A Michigan sales tax act limited in scope compared to most other states reflects an economy when consumers purchased more goods than services -- when consumers, for example, bought their books and music in stores. Those who long ago swapped iTunes for CDs and Kindle editions for hardcover bestsellers receive a tax break every time they place an online order.
Unlike in most states, Michigan's flat-rate income tax doesn’t tax different income brackets differently. And as was the case in 2007, even raising the flat rate a modest amount apparently first requires shutting down government for a spell.
The result of all that restraint is that Michigan ranked second-to-last among Big Ten states in per-capita state and local tax burden, according to the Tax Foundation, which evaluated calendar 2009 receipts. Only Indiana was below Michigan.
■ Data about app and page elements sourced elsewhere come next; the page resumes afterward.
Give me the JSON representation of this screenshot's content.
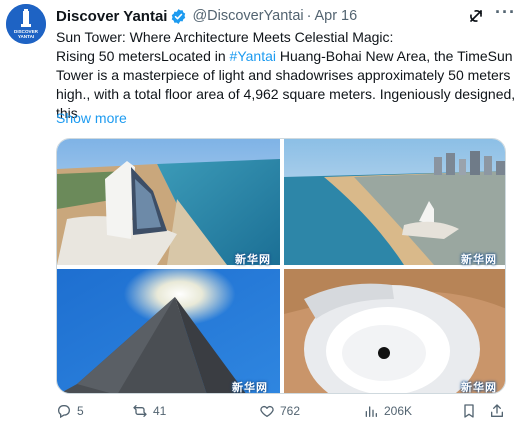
{
  "tweet": {
    "author_name": "Discover Yantai",
    "handle": "@DiscoverYantai",
    "separator": "·",
    "date": "Apr 16",
    "avatar_text": "DISCOVER YANTAI",
    "text_lines": [
      "Sun Tower: Where Architecture Meets Celestial Magic:",
      "Rising 50 metersLocated in ",
      "Tower is a masterpiece of light and shadowrises approximately 50 meters",
      "high., with a total floor area of 4,962 square meters. Ingeniously designed,",
      "this"
    ],
    "hashtag": "#Yantai",
    "line2_suffix": " Huang-Bohai New Area, the TimeSun",
    "show_more": "Show more",
    "watermark": "新华网",
    "icons": {
      "verified": "verified-badge-icon",
      "grok": "grok-icon",
      "more": "more-options-icon"
    },
    "colors": {
      "link": "#1d9bf0",
      "secondary_text": "#536471",
      "verified": "#1d9bf0",
      "avatar_bg": "#1e63c4"
    }
  },
  "actions": {
    "reply_count": "5",
    "retweet_count": "41",
    "like_count": "762",
    "views_count": "206K"
  }
}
That voters undoubtedly believe they are taxed more than they actually are leads majorities of those polled in two recent surveys to express support for Proposal 5, which would require either a two-thirds vote in the House and Senate or statewide voter approval for the establishment of a new tax, an increase in existing tax rates or an expansion of a particular tax’s base.
Business groups that backed the idea of financing the elimination of the Michigan Business Tax through assorted tax increases oppose the constitutional amendment effort financed by the Moroun family that owns the Ambassador Bridge. And for good reason: Had Proposal 5 been in effect last year, the MBT would still be in place.
If you assume Proposal 5’s passage, it’s hard to imagine assembling a supermajority to increase the gas tax to finance road construction or to expand the sales tax base to shore up public education. Handcuff the Legislature’s ability to improve the state’s economy through judicious use of the tax code makes the next downturn that much worse. And when that downturn hits, balancing the budget with a mixture of spending restraint and revenue increases would be politically impossible.
Thus cemented into place would be a 2007 level of dysfunction that makes support for tax limitation the logical response of the voter distrust that such dysfunction breeds. That’s why Snyder believes the central premise of his governorship -- rebuilding public trust in Lansing through sound fiscal stewardship -- would be set back by Proposal 5’s passage.
He and his allies have five weeks to make that case stick.
Peter Luke was a Lansing correspondent for Booth Newspapers for nearly 25 years, writing a weekly column for most of that time with a concentration on budget, tax and economic development policy issues. He is a graduate of Central Michigan University.